Which brings the Guru to the next point, which he as alluded to previously in terms of the new techology: You folks really need to produce an IPad apps for the WNBA in the same manner as the fabulous NBA Courtside Apps, or, even better, the March Madness apps that allowed viewing of all the men's games.
With the fact that the league already offers free streaming via computers, enabling the access of an Ipad could put untold new audieces into the mix considering being able to catch games while either sitting at the beach, riding public transit, or dining in restaurants where wifi hotspots exist.
Anyhow, going in the other direction, because the press conference isn't until next week, timing really wasn't everything Thursday as the Guru makes the illustration in this post.
Since 99 percent of the women's media and maybe 95 percent of the league. if not more, had no idea of Richie's existence, what was the rush when compared with the way Orender was trumpeted when her appointment was announced.
Actually, even if Richie wasn't available, a housekeeping brief teleconference could have been held so the league might talk about the search process to get that out of the way.
Everyone is probably curious as to who found who and if the WNBA made the initial approach to Richie, what was the motivation, who made the recommendation.

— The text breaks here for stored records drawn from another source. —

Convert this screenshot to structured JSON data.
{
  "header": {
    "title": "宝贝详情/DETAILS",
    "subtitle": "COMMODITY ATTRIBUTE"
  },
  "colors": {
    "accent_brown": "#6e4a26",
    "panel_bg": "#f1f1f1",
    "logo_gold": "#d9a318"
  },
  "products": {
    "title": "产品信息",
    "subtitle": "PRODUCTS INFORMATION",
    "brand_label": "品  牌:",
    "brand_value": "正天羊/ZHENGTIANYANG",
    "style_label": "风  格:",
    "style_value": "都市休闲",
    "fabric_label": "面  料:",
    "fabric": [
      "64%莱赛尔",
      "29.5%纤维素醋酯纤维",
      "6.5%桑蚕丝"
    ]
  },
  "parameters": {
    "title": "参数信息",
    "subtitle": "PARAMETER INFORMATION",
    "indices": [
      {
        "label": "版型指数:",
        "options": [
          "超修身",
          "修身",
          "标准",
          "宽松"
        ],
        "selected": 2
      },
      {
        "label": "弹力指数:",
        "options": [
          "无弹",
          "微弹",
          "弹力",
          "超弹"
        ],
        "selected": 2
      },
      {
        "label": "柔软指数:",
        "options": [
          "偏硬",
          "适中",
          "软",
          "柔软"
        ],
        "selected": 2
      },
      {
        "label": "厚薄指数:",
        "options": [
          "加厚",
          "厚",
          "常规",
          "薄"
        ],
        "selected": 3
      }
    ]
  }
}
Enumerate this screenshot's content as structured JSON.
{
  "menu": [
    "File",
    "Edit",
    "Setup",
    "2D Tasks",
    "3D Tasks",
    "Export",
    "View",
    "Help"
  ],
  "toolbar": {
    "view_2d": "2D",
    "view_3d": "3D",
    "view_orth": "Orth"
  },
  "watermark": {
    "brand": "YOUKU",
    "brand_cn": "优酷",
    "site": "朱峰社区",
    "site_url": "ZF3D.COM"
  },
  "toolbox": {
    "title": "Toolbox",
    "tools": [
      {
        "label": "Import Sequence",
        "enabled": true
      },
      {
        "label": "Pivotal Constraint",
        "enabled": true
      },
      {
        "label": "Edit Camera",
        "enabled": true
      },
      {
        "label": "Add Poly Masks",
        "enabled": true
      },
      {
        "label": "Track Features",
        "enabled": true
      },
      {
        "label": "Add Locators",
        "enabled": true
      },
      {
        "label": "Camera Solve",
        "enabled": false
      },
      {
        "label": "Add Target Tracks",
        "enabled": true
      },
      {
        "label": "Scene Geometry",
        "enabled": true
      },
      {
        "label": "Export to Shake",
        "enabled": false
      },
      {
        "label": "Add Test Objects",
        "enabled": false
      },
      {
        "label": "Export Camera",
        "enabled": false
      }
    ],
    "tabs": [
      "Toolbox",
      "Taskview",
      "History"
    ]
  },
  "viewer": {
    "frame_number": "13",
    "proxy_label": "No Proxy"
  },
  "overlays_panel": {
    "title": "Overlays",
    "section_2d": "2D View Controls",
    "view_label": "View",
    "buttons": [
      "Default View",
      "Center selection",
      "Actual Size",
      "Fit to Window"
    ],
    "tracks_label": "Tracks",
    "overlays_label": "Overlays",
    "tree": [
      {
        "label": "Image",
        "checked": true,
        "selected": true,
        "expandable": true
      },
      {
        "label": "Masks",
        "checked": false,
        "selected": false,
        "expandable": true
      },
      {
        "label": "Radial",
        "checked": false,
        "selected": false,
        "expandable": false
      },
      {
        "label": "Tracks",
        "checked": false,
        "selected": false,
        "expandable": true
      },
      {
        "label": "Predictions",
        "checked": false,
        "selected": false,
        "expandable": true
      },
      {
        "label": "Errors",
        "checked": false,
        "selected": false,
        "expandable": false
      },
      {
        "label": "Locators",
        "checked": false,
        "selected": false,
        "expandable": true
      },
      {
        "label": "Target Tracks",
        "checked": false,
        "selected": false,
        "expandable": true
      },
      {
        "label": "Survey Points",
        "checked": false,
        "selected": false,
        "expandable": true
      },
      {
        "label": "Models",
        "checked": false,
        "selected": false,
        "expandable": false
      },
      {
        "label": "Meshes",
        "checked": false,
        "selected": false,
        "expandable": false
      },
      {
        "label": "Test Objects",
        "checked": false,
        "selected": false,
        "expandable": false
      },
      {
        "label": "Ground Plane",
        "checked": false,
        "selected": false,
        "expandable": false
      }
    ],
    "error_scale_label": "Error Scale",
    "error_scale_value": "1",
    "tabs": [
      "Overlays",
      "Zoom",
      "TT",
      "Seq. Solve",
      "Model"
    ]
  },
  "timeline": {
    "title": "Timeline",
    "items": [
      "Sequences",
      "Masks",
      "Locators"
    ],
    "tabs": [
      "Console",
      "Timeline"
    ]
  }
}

Quite possibly Orender could have made a recommendation given her contact over the years with such groups as the Girl Scouts.
As for a new style from the presidency, one can envision that other than the introductory trot out tour in the front part of the season, one will not run into the previous litany of state of the league visits that were part of the previous two presidents' duties.
In fact, in making the rounds, the league would be much smarter to target Richie's Tour De Franchises with interview abilities on the day BEFORE a scheduled home game rather than the pre-game rush jobs when most writers are focused on the floor action while presidential visits are notebook fodder.
As for those worried about Richie's ability to make the basketball decisions involving franchise relocation, etc., without a sports background, understand it is Stern and the NBA elders as well as WNBA board of directors calling the shots.
Ackerman, off her lawyer expertise, and Orender, off her ability to size up situations via her many franchise visits, had major input. Whoever pulls the trigger on major issues, it will still be placed under the signature of Richie.
In terms of player issues, besides the WNBA home office reps, the Guru has been told that the major player from day one back in 1997 is legal counsel Jamin Dershowtiz, who has been helpful to general managers and coaches, especially in terms of player contracts and endorsements.
And the fact that Richie will report directly to NBA deputy commissioner and chief operating officer Adam Silver instead of NBA Commissioner David Stern, that's not really a big thing.
Stern has much on his plate on the NBA side and Silver is in close enough contact that if Stern is needed to get involved in something he will, and if not, he won't, as long as he is made knowledgeable of all that he needs to know.
This league is still his baby, which is now in its formative years.
Richie's job is to bring the child into full adulthood.